- What to do: In the listing below, look for "icon" and copy every line that has it.

- Supplied records:
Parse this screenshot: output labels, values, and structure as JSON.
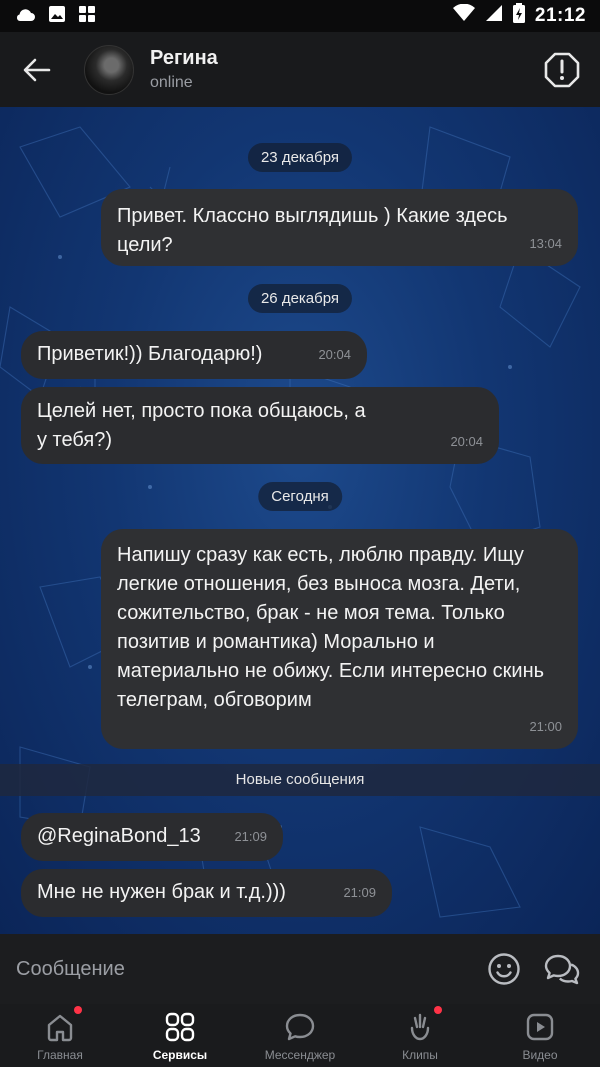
{
  "status_bar": {
    "time": "21:12"
  },
  "header": {
    "name": "Регина",
    "status": "online"
  },
  "messages": [
    {
      "type": "date",
      "text": "23 декабря"
    },
    {
      "type": "out",
      "text": "Привет. Классно выглядишь ) Какие здесь цели?",
      "time": "13:04"
    },
    {
      "type": "date",
      "text": "26 декабря"
    },
    {
      "type": "in",
      "text": "Приветик!)) Благодарю!)",
      "time": "20:04"
    },
    {
      "type": "in",
      "text": "Целей нет, просто пока общаюсь, а у тебя?)",
      "time": "20:04"
    },
    {
      "type": "date",
      "text": "Сегодня"
    },
    {
      "type": "out",
      "text": "Напишу сразу как есть, люблю правду. Ищу легкие отношения, без выноса мозга. Дети, сожительство, брак - не моя тема. Только позитив и романтика) Морально и материально не обижу. Если интересно скинь телеграм, обговорим",
      "time": "21:00"
    },
    {
      "type": "divider",
      "text": "Новые сообщения"
    },
    {
      "type": "in",
      "text": "@ReginaBond_13",
      "time": "21:09"
    },
    {
      "type": "in",
      "text": "Мне не нужен брак и т.д.)))",
      "time": "21:09"
    }
  ],
  "composer": {
    "placeholder": "Сообщение"
  },
  "tabs": [
    {
      "label": "Главная",
      "icon": "home-icon",
      "active": false,
      "badge": true
    },
    {
      "label": "Сервисы",
      "icon": "services-icon",
      "active": true,
      "badge": false
    },
    {
      "label": "Мессенджер",
      "icon": "messenger-icon",
      "active": false,
      "badge": false
    },
    {
      "label": "Клипы",
      "icon": "clips-icon",
      "active": false,
      "badge": true
    },
    {
      "label": "Видео",
      "icon": "video-icon",
      "active": false,
      "badge": false
    }
  ],
  "colors": {
    "accent_badge": "#ff3347",
    "bubble": "#2f3033",
    "header": "#191a1c"
  }
}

- Solution to this task:
      "icon": "home-icon",
      "icon": "services-icon",
      "icon": "messenger-icon",
      "icon": "clips-icon",
      "icon": "video-icon",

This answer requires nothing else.